:

product description page

Water, Cacao, and the Early Maya of Chocola - (Hardcover)

Water, Cacao, and the Early Maya of Chocola -  (Hardcover) - image 1 of 1

about this item

This exciting book brings the often-overlooked southern Maya region of Guatemala into the spotlight by closely examining the "lost city" of Chocola. Jonathan Kaplan and Federico Paredes Umana prove that Chocola was a major Maya polity and reveal exactly why it was so influential.

In their fieldwork at the site, Kaplan and Paredes Umana discovered an extraordinarily sophisticated underground water-control system. They also discovered cacao residues in ceramic vessels. Based on these and other findings, the authors believe that cacao was consumed and grown intensively at Chocola and that the city was the center of a large cacao trade. They contend that the city’s wealth and power were built on its abundant supply of water and its command of cacao, which was significant not just to cuisine and trade but also to Maya ideology and cosmology. Moreover, Kaplan and Paredes Umana detail the ancient city's ceramics and add over thirty stone sculptures to the site's inventory.

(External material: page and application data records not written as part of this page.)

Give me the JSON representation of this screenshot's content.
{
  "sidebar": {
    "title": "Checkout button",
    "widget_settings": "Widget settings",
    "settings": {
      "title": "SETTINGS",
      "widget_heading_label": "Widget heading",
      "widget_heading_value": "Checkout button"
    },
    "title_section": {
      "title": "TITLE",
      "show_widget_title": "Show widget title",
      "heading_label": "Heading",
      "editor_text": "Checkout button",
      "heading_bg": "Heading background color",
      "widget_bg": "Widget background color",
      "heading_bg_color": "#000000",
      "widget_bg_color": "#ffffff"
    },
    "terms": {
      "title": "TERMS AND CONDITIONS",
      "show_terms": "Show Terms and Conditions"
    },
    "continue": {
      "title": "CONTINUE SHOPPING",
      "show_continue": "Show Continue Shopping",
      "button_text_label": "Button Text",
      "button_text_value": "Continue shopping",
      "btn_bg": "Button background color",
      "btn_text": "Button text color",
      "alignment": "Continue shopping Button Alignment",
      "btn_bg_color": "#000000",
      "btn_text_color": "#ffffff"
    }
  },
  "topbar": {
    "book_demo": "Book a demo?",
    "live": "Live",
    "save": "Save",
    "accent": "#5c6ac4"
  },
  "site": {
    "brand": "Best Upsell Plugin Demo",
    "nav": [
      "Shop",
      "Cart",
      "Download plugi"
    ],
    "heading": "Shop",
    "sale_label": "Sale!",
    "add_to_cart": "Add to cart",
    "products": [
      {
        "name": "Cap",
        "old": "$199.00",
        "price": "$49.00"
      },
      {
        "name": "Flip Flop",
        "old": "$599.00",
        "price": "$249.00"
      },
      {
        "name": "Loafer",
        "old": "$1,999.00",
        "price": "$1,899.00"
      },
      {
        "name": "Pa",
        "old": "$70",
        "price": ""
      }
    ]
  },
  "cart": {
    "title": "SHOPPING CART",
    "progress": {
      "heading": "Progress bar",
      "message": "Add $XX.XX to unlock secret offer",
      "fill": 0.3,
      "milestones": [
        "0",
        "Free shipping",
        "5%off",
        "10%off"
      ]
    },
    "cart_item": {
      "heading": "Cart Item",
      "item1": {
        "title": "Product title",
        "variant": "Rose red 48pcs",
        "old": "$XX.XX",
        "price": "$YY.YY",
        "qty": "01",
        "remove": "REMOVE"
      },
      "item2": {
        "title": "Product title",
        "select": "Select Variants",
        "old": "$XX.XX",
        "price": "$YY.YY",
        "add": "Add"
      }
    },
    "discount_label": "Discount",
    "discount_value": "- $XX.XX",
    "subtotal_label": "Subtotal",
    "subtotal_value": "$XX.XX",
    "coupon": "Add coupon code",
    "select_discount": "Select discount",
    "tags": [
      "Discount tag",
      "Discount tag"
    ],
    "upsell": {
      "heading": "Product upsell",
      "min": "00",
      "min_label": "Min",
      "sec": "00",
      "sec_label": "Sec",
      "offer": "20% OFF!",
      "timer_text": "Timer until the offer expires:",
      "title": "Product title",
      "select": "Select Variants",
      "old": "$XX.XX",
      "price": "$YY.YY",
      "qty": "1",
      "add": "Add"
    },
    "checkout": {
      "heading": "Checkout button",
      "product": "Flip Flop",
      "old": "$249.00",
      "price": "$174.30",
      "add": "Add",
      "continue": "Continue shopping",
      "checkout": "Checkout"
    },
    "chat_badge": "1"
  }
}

Because the southern Maya region was likely the origin of Maya hieroglyphic writing and the Long Count calendar, scholars have long suspected the area to be important. This pioneering field research at Chocola helps explain how and why the region played a leading role in the rise of the Maya civilization.

A volume in the series Maya Studies, edited by Diane Z. Chase and Arlen F. Chase
Number of Pages: 400
Genre: Social Science, Technology
Series Title: Maya Studies
Format: Hardcover
Publisher: Univ Pr of Florida
Author: Jonathan Kaplan & Federico Paredes Umau00f1a
Language: English
Street Date: May 16, 2018
TCIN: 53680807
UPC: 9780813056746
Item Number (DPCI): 248-36-1586
$125.00

guest reviews

Prices, promotions, styles and availability may vary by store & online. See our price match guarantee. See how a store is chosen for you.